Or, at least, the days of relatively full automation may soon be upon us. According to a new report from consultancy firm PwC, something like 40 percent of US jobs could soon be taken by robots. More importantly, though, it looks like the United States is going to be affected by this more than any other country (where automation is a concern): In the United Kingdom, automation could replace about 30 percent of jobs; in Germany, automation could replace 35 percent of jobs; and in Japan, automation could replace 21 percent of jobs.

It puts things into better perspective when you consider that the United States and the United Kingdom have similar economies, and that the financial services sector in the United States is more vulnerable to this transition than their trans-Atlantic counterparts.

Researchers involved with the PwC report say, “The jobs of these US retail financial workers are assessed by our methodology as being significantly more routine, and so more automatable than the average finance sector job in the UK, with its greater weight on international finance and investment banking.”

The jobs that are most likely to be replace by robotics and automation include those within the transportation and storage sectors (56 percent), manufacturing (46 percent), and retail (44 percent).

As a matter of fact, PwC contends that jobs in the retail and wholesale sector could be drastically at risk.
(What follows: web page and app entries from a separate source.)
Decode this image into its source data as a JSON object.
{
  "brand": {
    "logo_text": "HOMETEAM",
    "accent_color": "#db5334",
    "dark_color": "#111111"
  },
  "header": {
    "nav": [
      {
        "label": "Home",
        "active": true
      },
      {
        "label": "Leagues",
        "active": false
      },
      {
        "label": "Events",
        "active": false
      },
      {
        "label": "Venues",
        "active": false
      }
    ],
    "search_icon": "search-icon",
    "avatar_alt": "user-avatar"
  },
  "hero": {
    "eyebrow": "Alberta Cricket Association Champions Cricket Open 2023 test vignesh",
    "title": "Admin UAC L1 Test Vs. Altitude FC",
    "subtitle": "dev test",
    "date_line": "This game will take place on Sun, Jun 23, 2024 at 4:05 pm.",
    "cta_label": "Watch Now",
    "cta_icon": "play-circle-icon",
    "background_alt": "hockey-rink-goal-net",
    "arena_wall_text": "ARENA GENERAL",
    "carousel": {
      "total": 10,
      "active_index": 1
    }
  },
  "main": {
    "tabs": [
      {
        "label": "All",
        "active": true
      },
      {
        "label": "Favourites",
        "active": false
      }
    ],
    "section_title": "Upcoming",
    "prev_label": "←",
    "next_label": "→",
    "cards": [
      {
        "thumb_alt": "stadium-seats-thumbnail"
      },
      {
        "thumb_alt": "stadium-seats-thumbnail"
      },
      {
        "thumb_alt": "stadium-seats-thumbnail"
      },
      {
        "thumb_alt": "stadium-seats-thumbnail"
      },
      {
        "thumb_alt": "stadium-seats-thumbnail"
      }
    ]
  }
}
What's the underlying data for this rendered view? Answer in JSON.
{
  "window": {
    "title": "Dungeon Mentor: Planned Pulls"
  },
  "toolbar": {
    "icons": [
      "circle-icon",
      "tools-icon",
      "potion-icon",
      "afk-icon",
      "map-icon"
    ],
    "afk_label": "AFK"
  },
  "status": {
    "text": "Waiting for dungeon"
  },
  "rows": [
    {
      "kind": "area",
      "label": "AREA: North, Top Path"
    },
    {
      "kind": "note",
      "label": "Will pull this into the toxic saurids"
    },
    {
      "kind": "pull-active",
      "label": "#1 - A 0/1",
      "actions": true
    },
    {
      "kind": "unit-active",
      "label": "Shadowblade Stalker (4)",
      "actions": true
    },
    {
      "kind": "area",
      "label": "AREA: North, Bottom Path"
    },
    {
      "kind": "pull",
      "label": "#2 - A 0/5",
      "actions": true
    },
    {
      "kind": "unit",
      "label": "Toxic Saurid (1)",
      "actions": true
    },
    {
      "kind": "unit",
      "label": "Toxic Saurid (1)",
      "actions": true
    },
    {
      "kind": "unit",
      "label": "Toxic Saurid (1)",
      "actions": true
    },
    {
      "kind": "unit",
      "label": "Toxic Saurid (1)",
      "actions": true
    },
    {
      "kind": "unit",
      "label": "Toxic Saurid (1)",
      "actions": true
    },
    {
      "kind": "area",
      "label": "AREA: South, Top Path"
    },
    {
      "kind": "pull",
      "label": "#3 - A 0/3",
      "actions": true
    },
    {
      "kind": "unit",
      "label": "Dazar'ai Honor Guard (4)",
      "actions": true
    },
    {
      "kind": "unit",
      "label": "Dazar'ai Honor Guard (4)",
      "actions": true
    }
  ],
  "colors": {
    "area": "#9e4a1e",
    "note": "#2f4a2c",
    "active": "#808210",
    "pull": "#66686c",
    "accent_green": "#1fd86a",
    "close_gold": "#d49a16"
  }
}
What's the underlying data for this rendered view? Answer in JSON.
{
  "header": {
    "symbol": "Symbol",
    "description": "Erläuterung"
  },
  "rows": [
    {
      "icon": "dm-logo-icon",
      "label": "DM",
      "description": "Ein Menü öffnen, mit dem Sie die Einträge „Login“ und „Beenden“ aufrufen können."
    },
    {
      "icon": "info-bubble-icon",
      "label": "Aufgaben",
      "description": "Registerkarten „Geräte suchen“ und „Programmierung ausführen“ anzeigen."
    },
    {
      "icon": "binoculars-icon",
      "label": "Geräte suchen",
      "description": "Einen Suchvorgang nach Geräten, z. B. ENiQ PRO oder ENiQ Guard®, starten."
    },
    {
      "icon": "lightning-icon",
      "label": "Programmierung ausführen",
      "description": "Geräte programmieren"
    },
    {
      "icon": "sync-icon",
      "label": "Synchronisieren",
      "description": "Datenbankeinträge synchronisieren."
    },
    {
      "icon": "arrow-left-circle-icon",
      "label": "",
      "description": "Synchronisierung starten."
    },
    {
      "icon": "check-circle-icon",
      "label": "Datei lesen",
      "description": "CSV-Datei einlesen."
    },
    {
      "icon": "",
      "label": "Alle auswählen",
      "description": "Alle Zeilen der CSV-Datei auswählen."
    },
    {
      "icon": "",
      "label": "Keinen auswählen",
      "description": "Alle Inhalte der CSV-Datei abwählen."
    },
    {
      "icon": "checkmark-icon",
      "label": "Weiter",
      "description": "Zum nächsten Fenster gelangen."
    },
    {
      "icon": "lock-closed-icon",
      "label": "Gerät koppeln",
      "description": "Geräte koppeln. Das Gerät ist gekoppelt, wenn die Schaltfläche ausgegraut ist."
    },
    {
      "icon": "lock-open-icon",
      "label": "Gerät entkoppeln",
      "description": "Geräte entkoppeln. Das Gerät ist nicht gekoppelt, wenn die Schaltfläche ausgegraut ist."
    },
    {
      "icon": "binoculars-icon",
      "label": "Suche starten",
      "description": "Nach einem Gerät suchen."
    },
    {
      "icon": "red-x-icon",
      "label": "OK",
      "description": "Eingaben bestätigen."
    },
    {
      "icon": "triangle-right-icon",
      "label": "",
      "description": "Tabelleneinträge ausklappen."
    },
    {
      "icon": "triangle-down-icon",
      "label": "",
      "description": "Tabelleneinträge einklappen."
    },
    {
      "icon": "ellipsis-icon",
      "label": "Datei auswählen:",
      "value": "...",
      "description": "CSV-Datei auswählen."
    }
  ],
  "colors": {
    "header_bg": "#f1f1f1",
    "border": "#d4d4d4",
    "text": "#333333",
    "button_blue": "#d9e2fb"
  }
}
This is an industry which employs 15 percent of the workforce (in the UK). That could mean that nearly half of all retail jobs (in the UK) are at risk; the equivalent of roughly 2.3 million jobs.

Of course, the report also argues that robots in the workplace could improve top salaries.

The researchers go on to say: “Average pre-tax incomes should rise due to the productivity gains, but these benefits may not be evenly spread across income groups.”

Weighing the risks and benefits, of course, will be a major discussion over the next few decades as we continue to move closer and closer to automation.